» WHAT YOU HAVE TO DO
The answer must be every line of the records below that holds the word "skin".

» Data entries
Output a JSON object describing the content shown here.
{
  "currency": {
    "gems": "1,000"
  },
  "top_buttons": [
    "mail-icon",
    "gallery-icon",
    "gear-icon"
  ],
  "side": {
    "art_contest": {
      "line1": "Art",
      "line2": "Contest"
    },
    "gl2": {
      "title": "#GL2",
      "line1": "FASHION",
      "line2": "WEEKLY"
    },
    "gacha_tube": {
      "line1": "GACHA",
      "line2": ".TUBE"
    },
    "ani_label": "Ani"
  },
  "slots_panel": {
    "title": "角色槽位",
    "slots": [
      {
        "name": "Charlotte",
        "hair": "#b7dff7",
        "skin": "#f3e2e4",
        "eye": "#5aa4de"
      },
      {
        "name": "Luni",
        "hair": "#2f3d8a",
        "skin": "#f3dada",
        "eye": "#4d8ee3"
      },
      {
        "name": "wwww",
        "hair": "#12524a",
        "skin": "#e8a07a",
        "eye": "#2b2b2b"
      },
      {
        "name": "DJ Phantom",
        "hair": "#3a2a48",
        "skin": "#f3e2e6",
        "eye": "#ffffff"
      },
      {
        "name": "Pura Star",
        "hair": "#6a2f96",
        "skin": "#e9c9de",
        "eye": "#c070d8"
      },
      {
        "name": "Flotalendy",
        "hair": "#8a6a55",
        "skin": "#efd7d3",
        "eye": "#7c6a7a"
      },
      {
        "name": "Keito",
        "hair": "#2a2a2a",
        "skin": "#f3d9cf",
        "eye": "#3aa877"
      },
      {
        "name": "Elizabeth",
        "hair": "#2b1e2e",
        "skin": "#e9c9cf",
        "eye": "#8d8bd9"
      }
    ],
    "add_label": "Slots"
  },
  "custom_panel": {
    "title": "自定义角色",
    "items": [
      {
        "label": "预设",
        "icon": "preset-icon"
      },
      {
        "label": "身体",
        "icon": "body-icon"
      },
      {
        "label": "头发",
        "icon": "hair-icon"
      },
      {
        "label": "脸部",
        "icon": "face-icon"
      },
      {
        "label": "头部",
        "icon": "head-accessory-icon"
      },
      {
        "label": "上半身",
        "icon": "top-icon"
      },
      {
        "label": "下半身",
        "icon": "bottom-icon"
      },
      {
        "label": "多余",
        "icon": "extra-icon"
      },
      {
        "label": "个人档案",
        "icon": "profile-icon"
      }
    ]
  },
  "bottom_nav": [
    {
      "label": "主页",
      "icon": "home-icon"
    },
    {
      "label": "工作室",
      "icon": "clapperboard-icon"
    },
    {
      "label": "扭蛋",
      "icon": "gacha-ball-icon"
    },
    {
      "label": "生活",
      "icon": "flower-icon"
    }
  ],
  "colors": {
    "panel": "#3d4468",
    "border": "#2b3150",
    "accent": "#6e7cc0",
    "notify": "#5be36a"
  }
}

» RESULT OF THE TASK
        "skin": "#f3e2e4",
        "skin": "#f3dada",
        "skin": "#e8a07a",
        "skin": "#f3e2e6",
        "skin": "#e9c9de",
        "skin": "#efd7d3",
        "skin": "#f3d9cf",
        "skin": "#e9c9cf",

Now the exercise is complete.